The Nixon administration wanted to lead the way on environmental legislation, but wasn’t in full agreement with either the Jackson or the Muskie legislation. This naturally constituted a challenge, with the President’s Advisory Council on Executive Organization still in the process of preparing long term recommendations on environmental oversight. Then on May 29th President Nixon released an executive order which created his own environmental advisory panel, the Environmental Quality Council (EQC). Now the White House was faced with the possible complication of three different councils assigned to do essentially the same job — Jackson’s Council on Environmental Quality (CEQ) and Muskie’s Office of Environment Quality (OOEQ), in addition to the EQC. Indeed, this possibility was made almost into a certainty since Jackson’s bill and Muskie’s had enough support to pass even despite a Presidential veto, which would undermine Nixon’s reputation for environmental advocacy anyway. This internal memo, between then Cabinet Secretary John Whitaker and science adviser Lee DuBridge, highlights the conflict the administration was facing.

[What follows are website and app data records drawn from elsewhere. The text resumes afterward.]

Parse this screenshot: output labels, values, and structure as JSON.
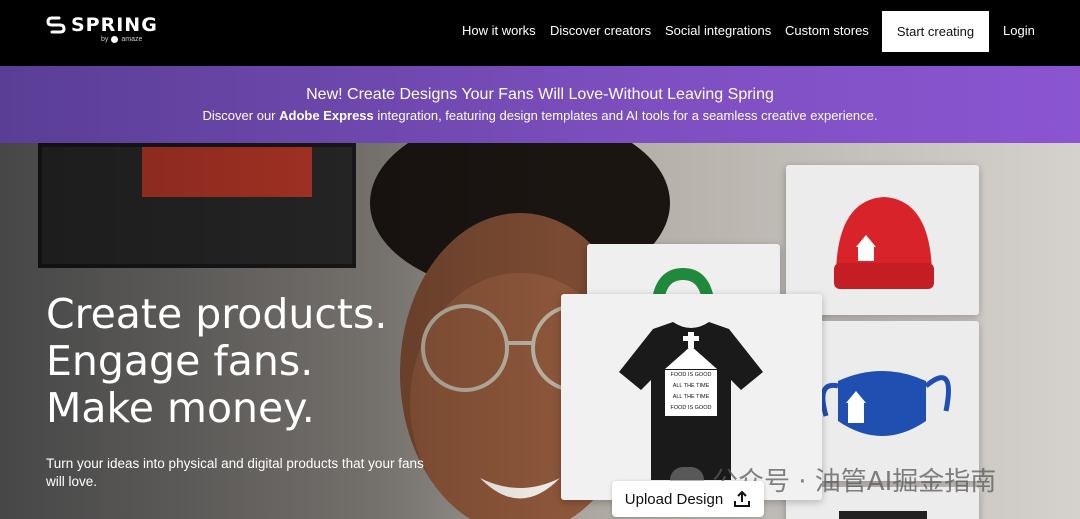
{
  "nav": {
    "logo_text": "SPRING",
    "logo_by": "by",
    "logo_brand": "amaze",
    "links": [
      "How it works",
      "Discover creators",
      "Social integrations",
      "Custom stores"
    ],
    "start_button": "Start creating",
    "login": "Login"
  },
  "banner": {
    "title": "New! Create Designs Your Fans Will Love-Without Leaving Spring",
    "sub_prefix": "Discover our ",
    "sub_bold": "Adobe Express",
    "sub_suffix": " integration, featuring design templates and AI tools for a seamless creative experience."
  },
  "hero": {
    "headline": [
      "Create products.",
      "Engage fans.",
      "Make money."
    ],
    "description": "Turn your ideas into physical and digital products that your fans will love.",
    "upload_button": "Upload Design",
    "shirt_print": [
      "FOOD IS GOOD",
      "ALL THE TIME",
      "ALL THE TIME",
      "FOOD IS GOOD"
    ]
  },
  "watermark": "公众号 · 油管AI掘金指南",
  "colors": {
    "banner_start": "#5a3e95",
    "banner_end": "#8b55d2",
    "beanie": "#d8232a",
    "mask": "#1f4fb0",
    "backpack": "#1f8a3c"
  },
  "icons": [
    "spring-logo-icon",
    "upload-icon",
    "wechat-icon"
  ]
}
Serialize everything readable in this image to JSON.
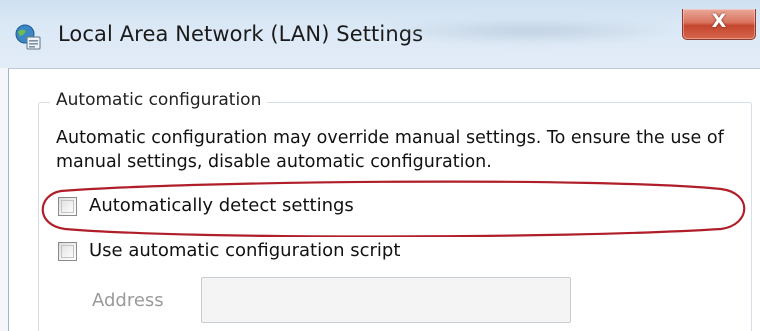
{
  "window": {
    "title": "Local Area Network (LAN) Settings",
    "close_glyph": "X"
  },
  "icons": {
    "app": "network-settings-icon",
    "close": "close-icon"
  },
  "auto_config": {
    "group_title": "Automatic configuration",
    "description": "Automatic configuration may override manual settings.  To ensure the use of manual settings, disable automatic configuration.",
    "detect_label": "Automatically detect settings",
    "detect_checked": false,
    "script_label": "Use automatic configuration script",
    "script_checked": false,
    "address_label": "Address",
    "address_value": ""
  },
  "annotation": {
    "highlight_color": "#b01e2a"
  }
}
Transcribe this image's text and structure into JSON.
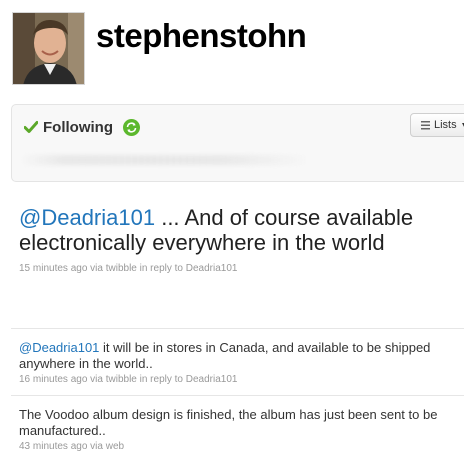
{
  "profile": {
    "username": "stephenstohn"
  },
  "follow": {
    "status_label": "Following",
    "lists_label": "Lists"
  },
  "featured_tweet": {
    "mention": "@Deadria101",
    "text": " ... And of course available electronically everywhere in the world",
    "meta": "15 minutes ago via twibble in reply to Deadria101"
  },
  "timeline": [
    {
      "mention": "@Deadria101",
      "text": " it will be in stores in Canada, and available to be shipped anywhere in the world..",
      "meta": "16 minutes ago via twibble in reply to Deadria101"
    },
    {
      "mention": "",
      "text": "The Voodoo album design is finished, the album has just been sent to be manufactured..",
      "meta": "43 minutes ago via web"
    }
  ],
  "colors": {
    "link": "#2276bb",
    "check": "#5ba829",
    "refresh": "#5cb82d",
    "meta": "#999999"
  },
  "icons": {
    "check": "check-icon",
    "refresh": "refresh-icon",
    "lists": "list-icon",
    "caret": "caret-down-icon"
  }
}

On their paths through Congress, the two Senators’ bills would evolve considerably. In Jackson’s bill, the EIS requirements were strengthened and broadened in scope. Muskie also convinced the author to add a mechanism for forcing action. He then restructured his OOEQ to complement Jackson’s CEQ. As John Whitaker described it “the CEQ created in the Jackson bill would be concerned with policy considerations, while the proposed OOEQ in the Muskie bill would function as a staff for the new council.” When the bills passed before Nixon’s desk, both were signed. In the end however, in order to avoid the complication of duplicate committees, the President never activated Muskie’s OOEQ.

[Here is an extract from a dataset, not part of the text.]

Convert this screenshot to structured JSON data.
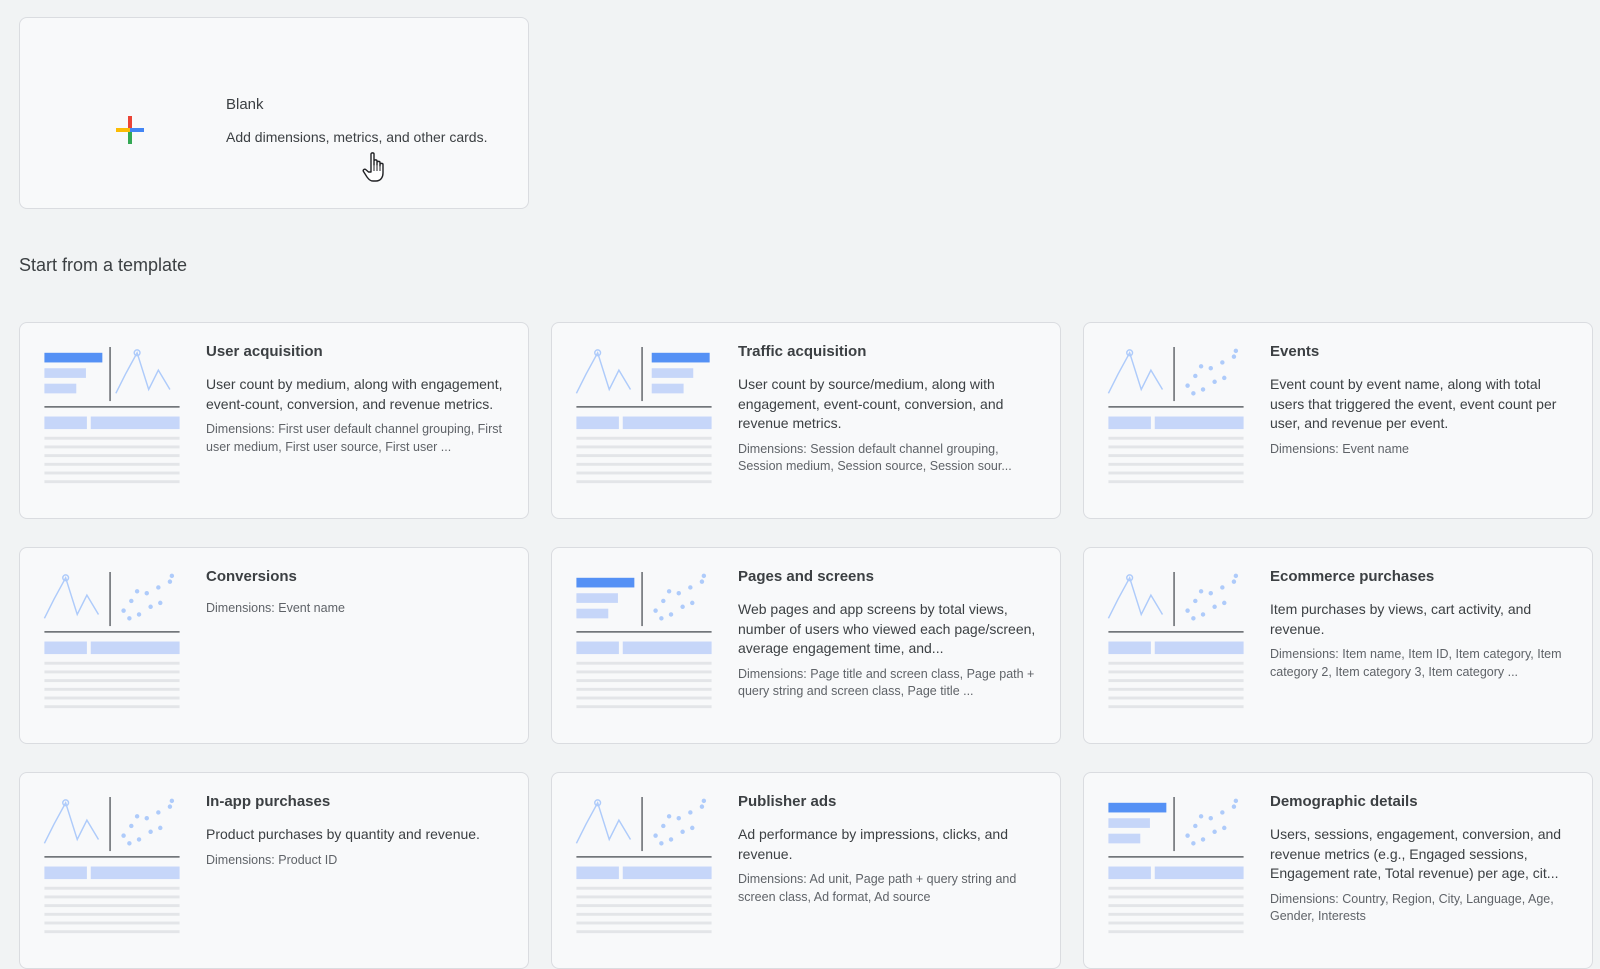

The details concerning committees enumerated in title II of the bill were controversial. However, the EIS requirement stipulated in title I proved to be more so, as well as more important. The EIS language became a central tool for environmentalists in challenging federal projects. The Alaskan pipeline, the work in the everglades–and hundreds of other projects–faced delays, court battles, and outright cancellations because of flawed or incomplete EISs. This frustrated the administration because it drove up costs. In addition, it earned the ire of many in Washington–including the bill’s creator. However, despite the annoyances it produced, it was crucial for pursuing the goal President Nixon envisioned when signing the bill, as he asserted that “the 1970s absolutely must be the years when America pays its debt to the past by reclaiming the purity of its air, its waters, and our living environment.”